2:46 tornado in the ground at Newcastle moving N.E. towards Moore. It crossed over the South Canadian River twisting up parts of an old bridge that has been there for 90 years. A land mark if you will for those of us who travel to OKC we know that once we see the bridge, we are almost to our destination.
By 3:10 the tornado had zeroed its sights on Moore. And in the direct line were two schools. Briarwood and Plaza Towers. Neither would survive the storm. Neighborhoods were swept clean. The Moore Medical Center was demolished. Cars were hurled around as if they were nothing at all. The Warren Theatre took a major hit but its walls were still intact and became an instant triage center.
The storm now with winds clocked at near 200 mph made its way over I-35 and continues moving N.E. Then at 3:36 p.m. just as it started with a swirling of a cloud, the tornado ropes out and dissipates.
Then the chaos began. People walking in a daze, parents seeking their kids. Storm cellars were covered with debris. Many people dropped what they were doing to assist in moving bricks, wood, metal or anything that was covering up individuals in need. When it was all said and done, 24 people including 9 children (all in the Plaza Towers School) were killed. The damage estimates are in the early stages reported to be near 2 Billion dollars.
We who live here understand the possibility that on any given day, during tornado season, our number may be called. We are always on alert. They come out of no where fast and furious and then are gone just as fast. Unlike the coastal areas who prepare for hurricanes and have days to make the necessary precautions.

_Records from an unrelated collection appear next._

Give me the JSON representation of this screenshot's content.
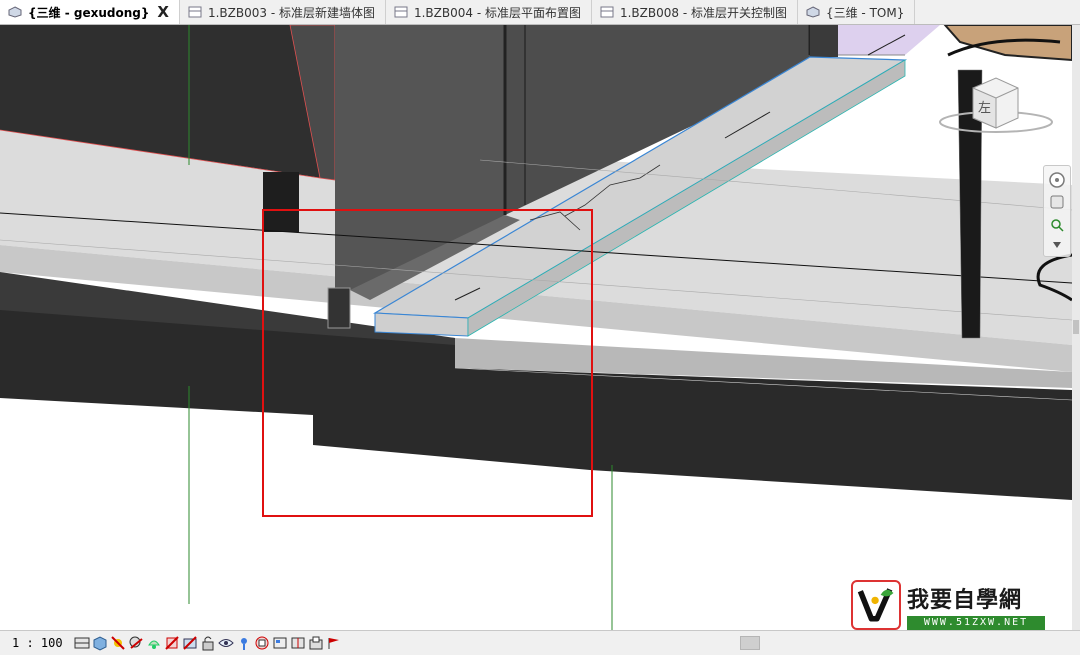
{
  "tabs": [
    {
      "label": "{三维 - gexudong}",
      "active": true,
      "icon": "3d-view-icon",
      "closable": true
    },
    {
      "label": "1.BZB003 - 标准层新建墙体图",
      "active": false,
      "icon": "floor-plan-icon"
    },
    {
      "label": "1.BZB004 - 标准层平面布置图",
      "active": false,
      "icon": "floor-plan-icon"
    },
    {
      "label": "1.BZB008 - 标准层开关控制图",
      "active": false,
      "icon": "floor-plan-icon"
    },
    {
      "label": "{三维 - TOM}",
      "active": false,
      "icon": "3d-view-icon"
    }
  ],
  "close_glyph": "X",
  "statusbar": {
    "scale": "1 : 100",
    "icons": [
      "detail-level-icon",
      "visual-style-icon",
      "sun-path-icon",
      "shadows-icon",
      "render-icon",
      "crop-view-icon",
      "show-crop-icon",
      "unlock-3d-icon",
      "temporary-hide-icon",
      "reveal-hidden-icon",
      "worksharing-icon",
      "design-options-icon",
      "analytical-model-icon",
      "highlight-displacement-icon",
      "constraints-icon"
    ]
  },
  "viewcube": {
    "face_label": "左"
  },
  "watermark": {
    "title": "我要自學網",
    "url": "WWW.51ZXW.NET"
  },
  "colors": {
    "selection_box": "#e01010",
    "edge_highlight": "#3a86d4",
    "teal_edge": "#2ab5b0",
    "dark_fill": "#2a2a2a",
    "floor_fill": "#dcdcdc"
  }
}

Moore had all of 20 minutes from the time of the initial warning to get ready. Many homes did not have storm shelters. The two schools did not either. Scores of people in cars and business were caught unaware of where to go or what to do. Some rode out the storm in safe rooms only to open the door and see nothing around them.

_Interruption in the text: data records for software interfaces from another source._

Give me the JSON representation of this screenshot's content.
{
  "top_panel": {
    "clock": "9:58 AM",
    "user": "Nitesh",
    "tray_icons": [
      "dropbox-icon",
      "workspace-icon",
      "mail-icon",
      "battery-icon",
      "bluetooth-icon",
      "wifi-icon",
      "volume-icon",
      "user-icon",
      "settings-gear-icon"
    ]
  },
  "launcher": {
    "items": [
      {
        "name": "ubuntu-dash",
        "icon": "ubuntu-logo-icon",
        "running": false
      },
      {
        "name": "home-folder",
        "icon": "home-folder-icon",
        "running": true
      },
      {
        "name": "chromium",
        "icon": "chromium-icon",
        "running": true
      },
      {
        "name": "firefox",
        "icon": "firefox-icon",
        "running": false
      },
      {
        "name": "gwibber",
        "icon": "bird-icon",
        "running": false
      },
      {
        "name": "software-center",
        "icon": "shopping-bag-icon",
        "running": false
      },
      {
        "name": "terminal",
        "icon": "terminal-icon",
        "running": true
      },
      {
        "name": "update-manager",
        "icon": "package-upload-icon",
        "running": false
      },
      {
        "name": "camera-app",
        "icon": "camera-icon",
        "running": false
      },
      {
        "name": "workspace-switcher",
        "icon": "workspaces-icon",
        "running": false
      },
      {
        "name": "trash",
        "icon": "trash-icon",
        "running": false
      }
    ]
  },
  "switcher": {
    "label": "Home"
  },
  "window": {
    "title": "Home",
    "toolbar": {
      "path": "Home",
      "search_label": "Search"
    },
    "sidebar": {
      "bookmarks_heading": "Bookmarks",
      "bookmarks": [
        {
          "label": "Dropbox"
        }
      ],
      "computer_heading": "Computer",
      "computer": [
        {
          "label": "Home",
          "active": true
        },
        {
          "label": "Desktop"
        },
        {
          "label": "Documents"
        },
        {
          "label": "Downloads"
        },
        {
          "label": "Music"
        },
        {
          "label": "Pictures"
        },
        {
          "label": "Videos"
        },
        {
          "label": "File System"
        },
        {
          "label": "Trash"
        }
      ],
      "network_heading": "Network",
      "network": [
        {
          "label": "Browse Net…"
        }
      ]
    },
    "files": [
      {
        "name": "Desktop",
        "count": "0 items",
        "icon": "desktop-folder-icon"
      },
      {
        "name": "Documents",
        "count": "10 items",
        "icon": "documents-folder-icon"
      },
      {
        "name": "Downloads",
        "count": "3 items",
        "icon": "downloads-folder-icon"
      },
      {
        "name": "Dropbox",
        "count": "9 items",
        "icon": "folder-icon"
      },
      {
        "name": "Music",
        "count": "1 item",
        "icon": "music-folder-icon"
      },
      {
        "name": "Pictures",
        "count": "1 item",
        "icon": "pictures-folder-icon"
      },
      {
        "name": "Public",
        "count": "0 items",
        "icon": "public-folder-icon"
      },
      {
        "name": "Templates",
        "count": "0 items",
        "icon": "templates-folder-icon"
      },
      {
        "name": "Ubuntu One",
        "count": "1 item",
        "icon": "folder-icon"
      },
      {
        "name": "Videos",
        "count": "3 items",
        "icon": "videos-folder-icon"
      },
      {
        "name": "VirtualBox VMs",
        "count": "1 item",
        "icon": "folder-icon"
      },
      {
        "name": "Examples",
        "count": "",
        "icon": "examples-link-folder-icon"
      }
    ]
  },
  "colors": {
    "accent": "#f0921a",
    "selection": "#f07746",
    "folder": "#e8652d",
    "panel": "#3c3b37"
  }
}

The next morning, we at TSM Lawton commenced a major drive to accept donations for tornado relief. We filled up 4 trucks and 1 container with essential supplies to be sent to the city of Moore. Along with over $6,000 raised for the American Red Cross.
We as fellow Oklahoman’s hurt with our fellow citizens of Moore. But we also know that we are resilient and we will rebuild. It may not be today or tomorrow but Moore, Oklahoma will rebound and be stronger than ever before.